Utilities are also building out EV infrastructure. Earlier this month, six Midwest utilities formed what they called the Electric Highway Coalition, with a pledge to build out a fast-charging network across 17 states. Kate Staples, Dominion’s manager of electrification in Virginia, told me that the utility is installing four fast-charging stations this year and providing rebates of up to $108,000 for the construction of 30 more stations by others. “We have received interest from localities, fueling centers, and retail locations, including shopping centers with restaurants,” Staples said in an email.
All this fast-charging matches human behavior as we know it: People are obsessed with convenience, and that means fast service; Amazon, one of the most successful businesses of all time, has after all built much of its retail empire on a reputation for fast service and delivery. But a separate group of observers and analysts suggest this is old thinking: When sufficient numbers of EVs are out there, they argue, people will adapt to a new world in which they are no longer tethered to the gasoline tank buried under asphalt at their corner service station. Instead, they will “fill up” at home, or really anywhere they go, as long as the restaurant, retailer, mall, or doctor’s office has installed EV charging.
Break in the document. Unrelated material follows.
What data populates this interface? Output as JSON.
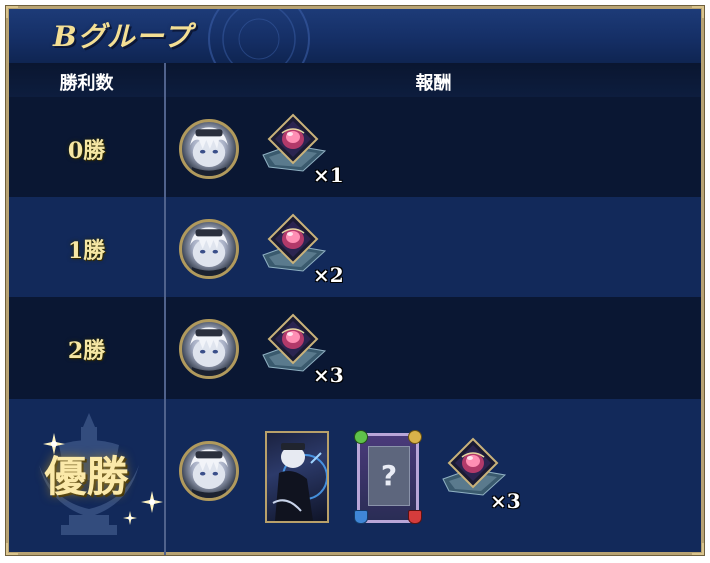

“It’s a different fueling model,” said Boyadjis, of IHS Markit. “You don’t drive to your fuel. You fuel where you park. It’s just going to take some learning. You put the charging where they are parking. That’s where we see investment going. Where am I going to be for one to four hours? That’s where I want my charging.”
Tom Wendt, a partner at Bain, the consulting firm, who specializes in tech and the auto industry, suggested that those considering jumping into a charging business should think carefully first. There needs to be a business case for deploying fast chargers, which he said cost $50,000 to $80,000 each. As of now, the business looks very much like a gas station model — to make it work, owners will have to sell other stuff like mobile advertising, coffee, and sandwiches. “You’re not getting to a business case just selling electrons for the next five or 10 years,” he said. The economics are there if you are talking slower-charging, what is known as Level 2, he said. “You can easily build a business case for L2 charging in front of Whole Foods,” Wendt said.
Whether they want one or not, Americans, Europeans, and Chinese are getting the skeleton and some of the flesh on the bones of a fast-charging network. This is because companies and governments see EVs not only as a business but a strategic asset — automakers sense that if they are going to finish on top, they need to make their capital investments now; the Biden Administration, the European Union, and the Chinese regime all see EVs as a geopolitical instrument — a way to occupy the commanding heights of the future economy. Unlike combustion, which formed largely like a primordial force of its own a little over a century ago, EV companies and the countries where they are located are seeking themselves to steer the advantages of this new industry their way.